» Your assignment
Please retype the records below exactly as they stand.

+===+

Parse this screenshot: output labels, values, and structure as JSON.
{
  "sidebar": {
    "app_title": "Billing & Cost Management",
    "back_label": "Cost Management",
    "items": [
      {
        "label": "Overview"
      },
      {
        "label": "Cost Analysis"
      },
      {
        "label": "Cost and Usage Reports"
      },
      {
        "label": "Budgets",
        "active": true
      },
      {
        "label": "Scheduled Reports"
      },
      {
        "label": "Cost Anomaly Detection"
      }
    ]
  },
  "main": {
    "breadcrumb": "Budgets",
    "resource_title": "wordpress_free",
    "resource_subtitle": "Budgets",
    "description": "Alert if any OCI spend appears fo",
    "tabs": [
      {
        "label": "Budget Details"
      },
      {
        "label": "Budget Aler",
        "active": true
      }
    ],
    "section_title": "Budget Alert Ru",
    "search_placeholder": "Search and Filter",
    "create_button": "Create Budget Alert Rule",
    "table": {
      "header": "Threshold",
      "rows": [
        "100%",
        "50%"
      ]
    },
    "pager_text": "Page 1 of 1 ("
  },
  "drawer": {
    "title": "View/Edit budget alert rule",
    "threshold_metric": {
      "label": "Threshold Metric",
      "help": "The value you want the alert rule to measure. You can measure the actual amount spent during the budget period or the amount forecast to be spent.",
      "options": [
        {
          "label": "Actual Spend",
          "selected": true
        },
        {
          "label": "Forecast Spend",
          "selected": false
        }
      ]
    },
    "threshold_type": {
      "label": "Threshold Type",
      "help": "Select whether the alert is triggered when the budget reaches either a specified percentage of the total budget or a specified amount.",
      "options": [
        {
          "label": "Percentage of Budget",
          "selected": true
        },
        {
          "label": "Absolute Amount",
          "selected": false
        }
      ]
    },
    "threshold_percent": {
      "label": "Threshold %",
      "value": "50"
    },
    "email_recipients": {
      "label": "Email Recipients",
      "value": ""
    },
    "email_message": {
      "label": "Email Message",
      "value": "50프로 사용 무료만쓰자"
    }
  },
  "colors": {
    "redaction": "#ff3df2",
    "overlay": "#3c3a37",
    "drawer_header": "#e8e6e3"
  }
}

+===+

» Result of this exercise
Parse this screenshot: output labels, values, and structure as JSON.
{
  "sidebar": {
    "app_title": "Billing & Cost Management",
    "back_label": "Cost Management",
    "items": [
      {
        "label": "Overview"
      },
      {
        "label": "Cost Analysis"
      },
      {
        "label": "Cost and Usage Reports"
      },
      {
        "label": "Budgets",
        "active": true
      },
      {
        "label": "Scheduled Reports"
      },
      {
        "label": "Cost Anomaly Detection"
      }
    ]
  },
  "main": {
    "breadcrumb": "Budgets",
    "resource_title": "wordpress_free",
    "resource_subtitle": "Budgets",
    "description": "Alert if any OCI spend appears fo",
    "tabs": [
      {
        "label": "Budget Details"
      },
      {
        "label": "Budget Aler",
        "active": true
      }
    ],
    "section_title": "Budget Alert Ru",
    "search_placeholder": "Search and Filter",
    "create_button": "Create Budget Alert Rule",
    "table": {
      "header": "Threshold",
      "rows": [
        "100%",
        "50%"
      ]
    },
    "pager_text": "Page 1 of 1 ("
  },
  "drawer": {
    "title": "View/Edit budget alert rule",
    "threshold_metric": {
      "label": "Threshold Metric",
      "help": "The value you want the alert rule to measure. You can measure the actual amount spent during the budget period or the amount forecast to be spent.",
      "options": [
        {
          "label": "Actual Spend",
          "selected": true
        },
        {
          "label": "Forecast Spend",
          "selected": false
        }
      ]
    },
    "threshold_type": {
      "label": "Threshold Type",
      "help": "Select whether the alert is triggered when the budget reaches either a specified percentage of the total budget or a specified amount.",
      "options": [
        {
          "label": "Percentage of Budget",
          "selected": true
        },
        {
          "label": "Absolute Amount",
          "selected": false
        }
      ]
    },
    "threshold_percent": {
      "label": "Threshold %",
      "value": "50"
    },
    "email_recipients": {
      "label": "Email Recipients",
      "value": ""
    },
    "email_message": {
      "label": "Email Message",
      "value": "50프로 사용 무료만쓰자"
    }
  },
  "colors": {
    "redaction": "#ff3df2",
    "overlay": "#3c3a37",
    "drawer_header": "#e8e6e3"
  }
}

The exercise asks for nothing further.